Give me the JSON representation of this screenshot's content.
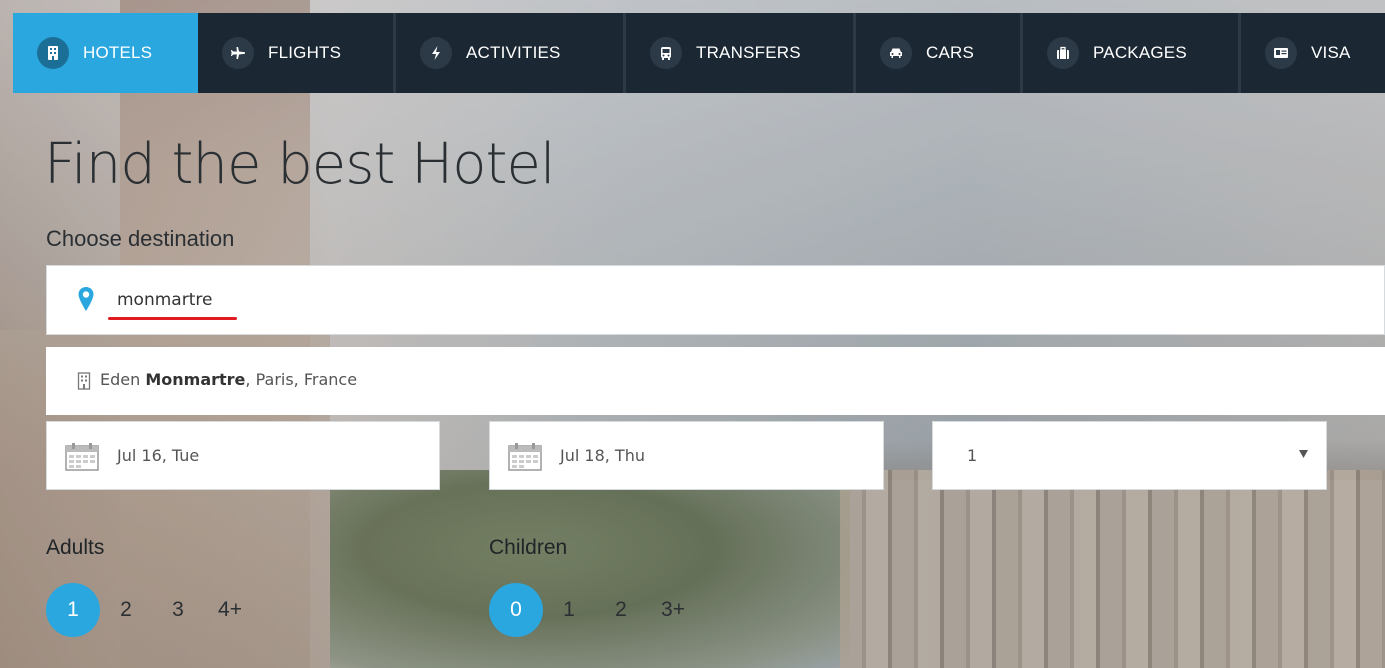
{
  "nav": {
    "tabs": [
      {
        "label": "HOTELS",
        "icon": "building-icon",
        "active": true
      },
      {
        "label": "FLIGHTS",
        "icon": "plane-icon",
        "active": false
      },
      {
        "label": "ACTIVITIES",
        "icon": "bolt-icon",
        "active": false
      },
      {
        "label": "TRANSFERS",
        "icon": "bus-icon",
        "active": false
      },
      {
        "label": "CARS",
        "icon": "car-icon",
        "active": false
      },
      {
        "label": "PACKAGES",
        "icon": "suitcase-icon",
        "active": false
      },
      {
        "label": "VISA",
        "icon": "id-card-icon",
        "active": false
      }
    ]
  },
  "heading": "Find the best Hotel",
  "destination": {
    "label": "Choose destination",
    "value": "monmartre"
  },
  "suggestion": {
    "prefix": "Eden ",
    "match": "Monmartre",
    "suffix": ", Paris, France"
  },
  "checkin": {
    "value": "Jul 16, Tue"
  },
  "checkout": {
    "value": "Jul 18, Thu"
  },
  "rooms": {
    "value": "1"
  },
  "adults": {
    "label": "Adults",
    "options": [
      "1",
      "2",
      "3",
      "4+"
    ],
    "selected": "1"
  },
  "children": {
    "label": "Children",
    "options": [
      "0",
      "1",
      "2",
      "3+"
    ],
    "selected": "0"
  },
  "colors": {
    "accent": "#2aa7df",
    "nav_bg": "#1b2733",
    "highlight": "#e01b22"
  }
}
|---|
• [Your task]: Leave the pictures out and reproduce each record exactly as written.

• [Response box]:
Give me the JSON representation of this screenshot's content.
{
  "nav": {
    "tabs": [
      {
        "label": "HOTELS",
        "icon": "building-icon",
        "active": true
      },
      {
        "label": "FLIGHTS",
        "icon": "plane-icon",
        "active": false
      },
      {
        "label": "ACTIVITIES",
        "icon": "bolt-icon",
        "active": false
      },
      {
        "label": "TRANSFERS",
        "icon": "bus-icon",
        "active": false
      },
      {
        "label": "CARS",
        "icon": "car-icon",
        "active": false
      },
      {
        "label": "PACKAGES",
        "icon": "suitcase-icon",
        "active": false
      },
      {
        "label": "VISA",
        "icon": "id-card-icon",
        "active": false
      }
    ]
  },
  "heading": "Find the best Hotel",
  "destination": {
    "label": "Choose destination",
    "value": "monmartre"
  },
  "suggestion": {
    "prefix": "Eden ",
    "match": "Monmartre",
    "suffix": ", Paris, France"
  },
  "checkin": {
    "value": "Jul 16, Tue"
  },
  "checkout": {
    "value": "Jul 18, Thu"
  },
  "rooms": {
    "value": "1"
  },
  "adults": {
    "label": "Adults",
    "options": [
      "1",
      "2",
      "3",
      "4+"
    ],
    "selected": "1"
  },
  "children": {
    "label": "Children",
    "options": [
      "0",
      "1",
      "2",
      "3+"
    ],
    "selected": "0"
  },
  "colors": {
    "accent": "#2aa7df",
    "nav_bg": "#1b2733",
    "highlight": "#e01b22"
  }
}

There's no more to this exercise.